Sigmund Freud would be pleased to hear much of what I learned during this hour and a half of self-psychoanalysis ties back to my mother. And probably for most of us, this is true as well.

I now recognize my mother as a misfit. While she did her best to blend into the surroundings of her time and era, the gypsy mentality of living life with an engaging spirit to all and everything around her was always on display. She made life the life of those around her, remarkable.

An immigrant to the US in the 1950’s, she arrived in New York with essentially a suitcase and her name. And she never looked back. Her ability to look for the good in people, shake off the bad, and always move forward in life became seeds she would plant in me years later.

I remember once sitting up watching a variety show and a segment coming on with a musician playing the piano. Dressed in glitter, rings on all his fingers, and giant candelabra on the white grand piano, I asked why he was so different.

“People might make fun of him but this is America and he’s laughing all the way to the bank,” she said.

I remember how that stuck with me – my mother putting an influential seal of approval for me to view people who were different as the true risk takers, the courageous. For years she would continue to come back to this theme of not being afraid to be yourself and not letting the fear of things not turning out as you planned to keep you from experiencing life.

I was fifteen when her bright candle unexpectedly went out, her passing from the side effects of a routine operation. But fortunately, and what I realized in my hour of self-psychoanalysis, she’d successfully passed along her candle to me to carry.
















Winds of Change Roll Through Life

The young man is in his early twenties. He smiles as broadly as the mountains surrounding the small Alabama town tucked at the piedmont of one of God’s practice runs before getting to the Rockies.

“Welcome back,” he says as I approach the counter. My stops off the interstate in his town are more frequent as of late. Waffle House and a hardware store both shadow the hotel.

We walk through the check-in process, he hands me my room key and leans forward.

“I’ve been accepted to seminary school,” he says. “Start in January. Florida.”

I offer my congratulations and shake his hand.

“Yes, sir,” he says, “Felt the Lord’s calling as of late and this sort of popped up out of nowhere.”

I asked him about his chemistry degree, the one he’d always updated me when I’d visit.

“I’m within three classes but I might find a college down there and see about finishing up. Maybe teach and preach one day.”

He tells me about how he’d been telling his mom he wouldn’t be around much longer. Something big is coming, he said to her. She hoped nothing bad was going to happen. He assured her whatever it was would be good – wasn’t going to die or anything like that.

Then came an unsolicited message from a small seminary school planted on the panhandle of Florida. Pine trees, white sand, and Jesus, so to speak.

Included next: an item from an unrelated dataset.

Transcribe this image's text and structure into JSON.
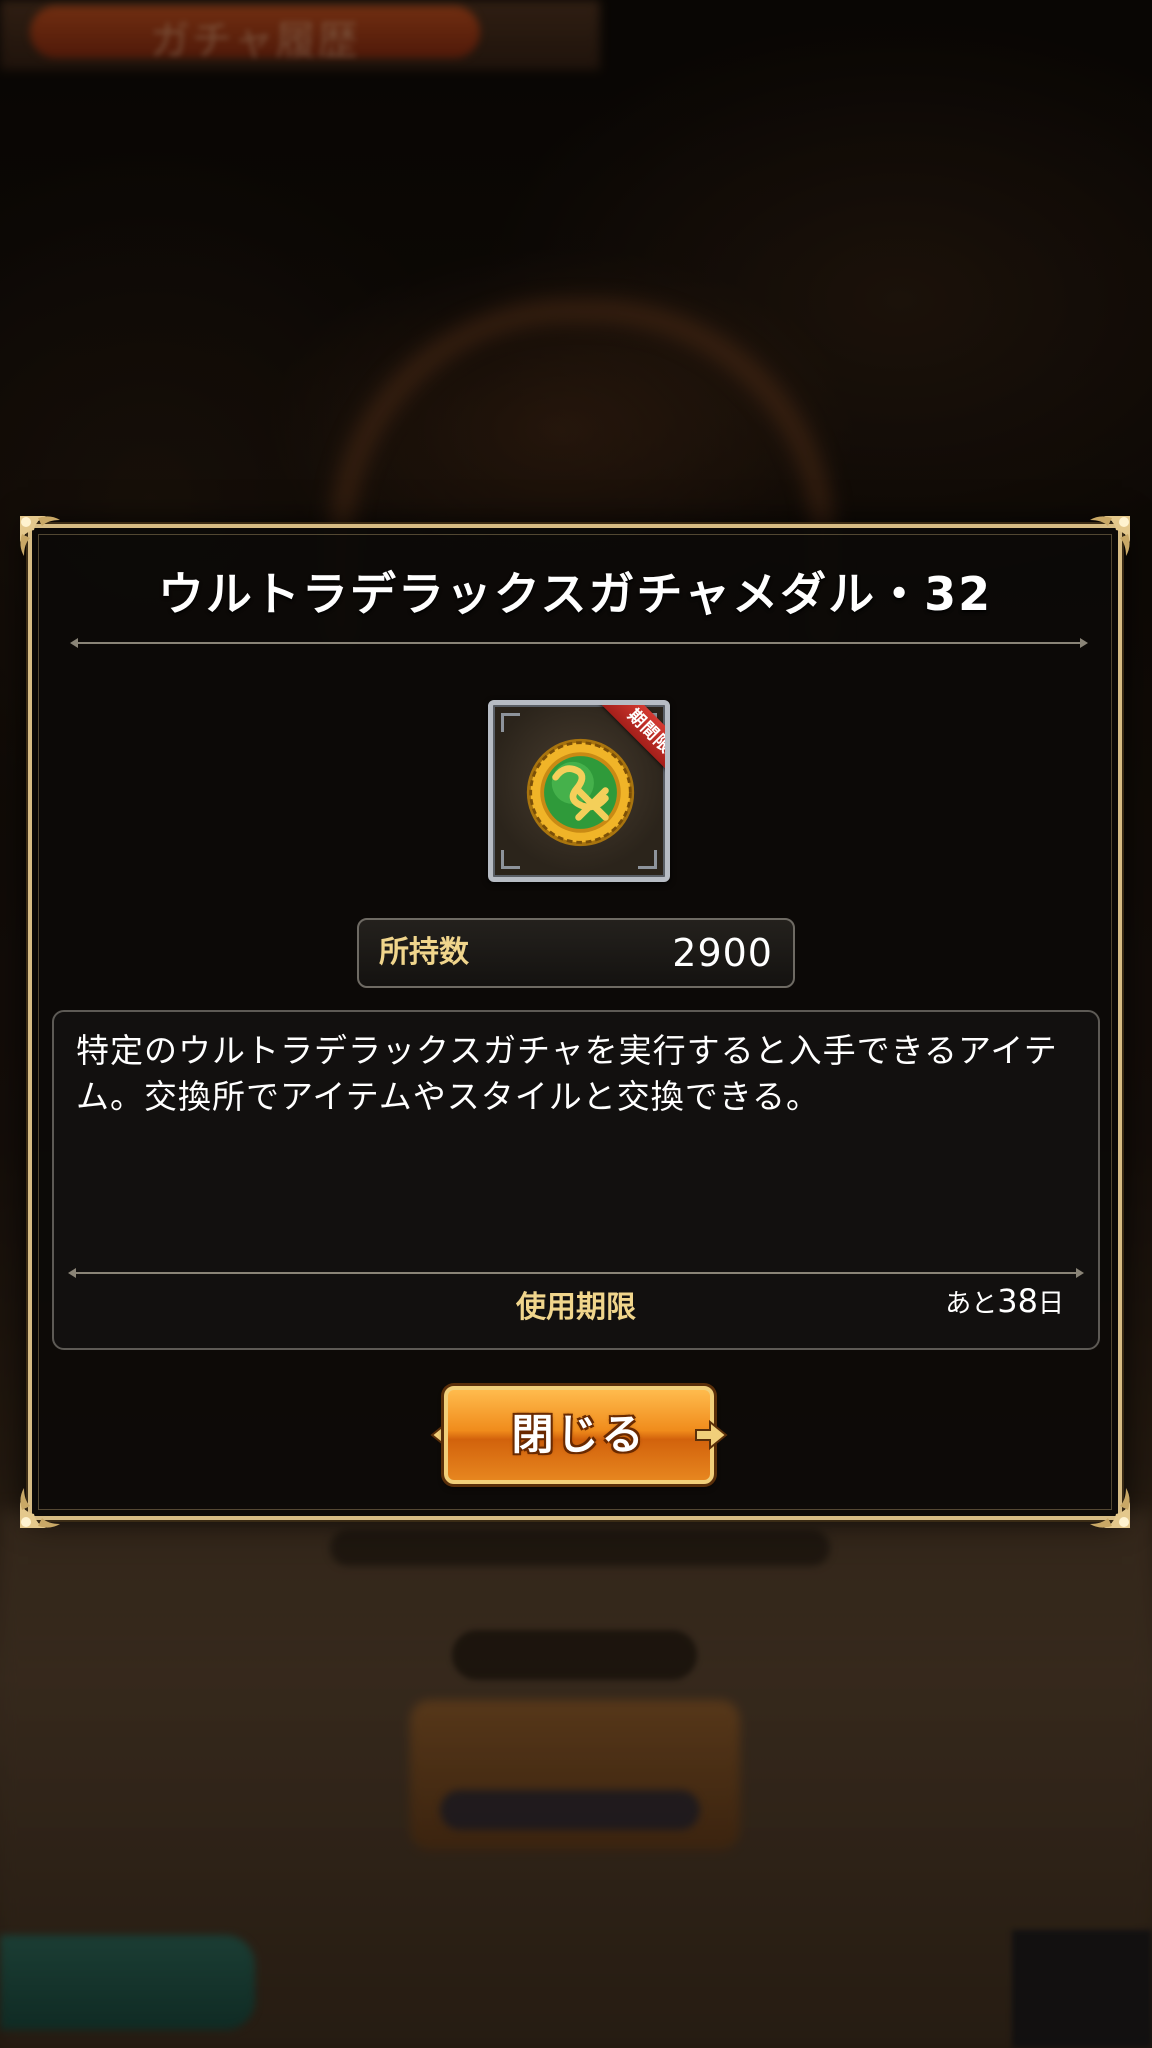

He’s as puzzled at the turn of event as anyone. He’d said to someone in passing he might one day consider the seminary. He figures a phone call must’ve got placed recommending a young man in northeast Alabama. A letter went out addressed to the ZIP code of a small town populated with green trees and red dirt.

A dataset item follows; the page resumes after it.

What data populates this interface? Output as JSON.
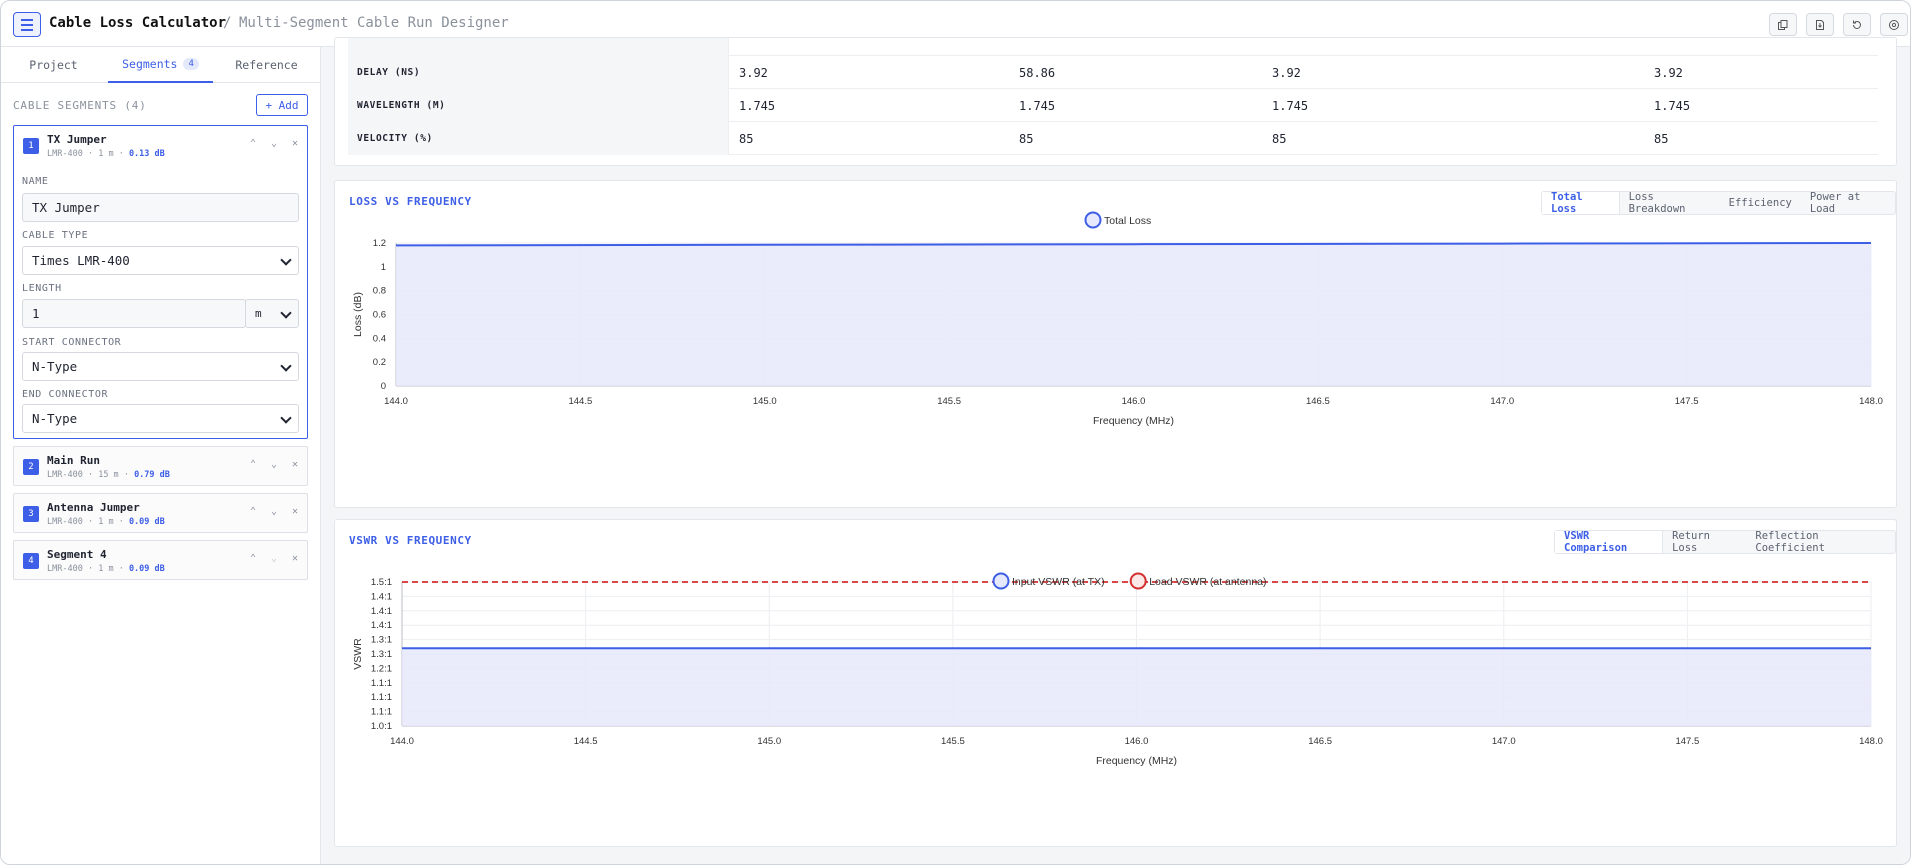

Youth is an odd thing. When we are young, the world is revealing itself with tiny clues leaving us to figure out how to navigate the opportunities ahead. Life outside of the nest can go either way – terrifying or enthralling. For this young man, he seems hardwired for the second.

A bit later he brings out his Bible. Meaty, brown, with gold-flakes reflecting off the edges of each page.

“I figured I might need to start reading this – they might be referring to it,” he says. His eyes are bright, expressive, and hint at someone who might be up for tossing toilet paper through the trees of a neighbor’s house on a moment’s notice.

“I’m reading the easy ones first – the short ones with single chapters.”

As the words hang between us I’m not sure if he’s joking or being serious. A betting man might rightly wager on the latter.

He’s young. His feet are where God planted him on the first day he came to be. But bit-by-bit the world is opening up around him. The winds of change are blowing through the Piedmont of northeast Alabama.  And for one young man, he’s hitching a ride to wherever they take might lead him.